All the papers have been covering the issue of the temp who was told to go home because she would not change into heals.
Julia Roberts walked bare foot up the red carpet in Cannes to demonstrate her feelings on the fact last year actresses were told they could not attend in flat shoes.
The big Sunday debate was not about politics, but the different fashion styles of Andrew Marr and Robert Preston. Marr goes for the tie, Preston goes for no tie. And didn’t George Osborne look uncomfortable appearing on the Preston show minus his tie. It looked as though it had been dragged off him.
Where do you sit with the dress code?
Those were the days.
Anybody who started working in the city during the late seventies or early eighties would have had a very different experience. People were told to wear dark suits, blue or white shirts, conservative ties and most importantly black, clean lace up shoes with 6 holes.
Heaven forbid – a pink shirt.
Employees were sent home to change for not conforming back in those days. With stories circulated regularly about employees turning up
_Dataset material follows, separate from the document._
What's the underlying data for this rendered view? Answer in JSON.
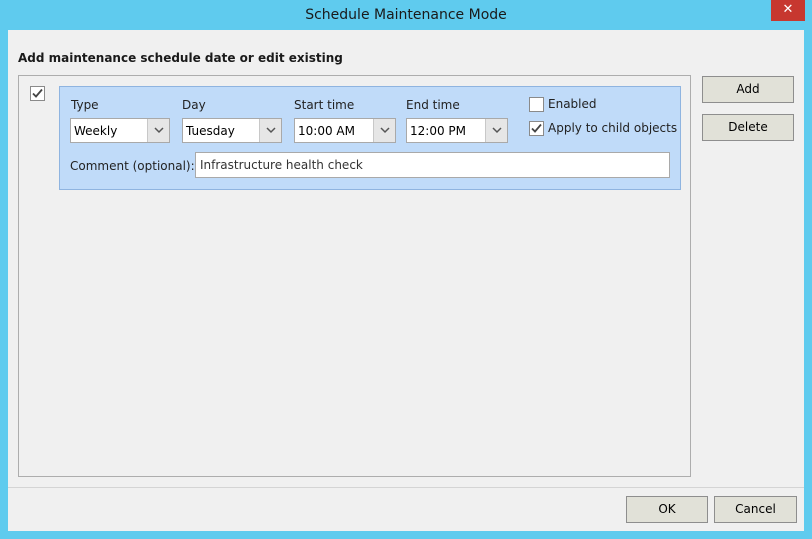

with black slip-on shoes, and being sent home to change. Turning up for work in brown shoes or a pink shirt would have been met with horror. Men in brown suits and brown shoes were bookies not bankers.
And as for women
Women were few and far between – especially on the trading floors. But which ever role they had they were expected to be dressed appropriately, with tights or stockings, dress or skirt and blouse. Trousers were only for the men – a definite no, no for ladies.
How things have changed, or have they?
We started with the dress-down Friday, which somehow evolved into dress down week.
In the most conservative institutions you rarely see a tie these days, and employees rarely put on jackets to attend meetings.
Things are changing though. A number of financial institutions have withdrawn the right for their staff to dress down any day of the week.
Is this a trend that is going to continue?
Remits are being issued about appropriate attire for attending meetings, especially external meetings or while face to face with clients. These state the need for shirt and tie. Jackets are to be worn unless permission is obtained to remove them. The need for clean smart shoes is stressed. Oh, and one of the best, ensure you smell appropriately – be clean but don’t jump in the aftershave or perfume bath.
So why the change?
Have we gone too far down the casual route?
Does what we wear really affect how we work?
Talking to a number of twenty somethings, they said; “It’s easier to have a work uniform, suit and tie, dress or skirt or tailored trousers. I don’t need to think about what I’m going to wear each day. I can leave those decisions to evenings and weekends. I don’t need the unnecessary stress in my already stressful life”.
Others said “If I dress for work, then I go into work mode. I get into the zone and feel comfortable. It motivates me”.
So where do you sit on this?
Should we return to the seventies and eighties?
Should dress-down stay or should we be somewhere in between?
FSTP would love to hear your comments as we run a number of courses for graduates on behalf of financial institutions. Contact us on email@example.com.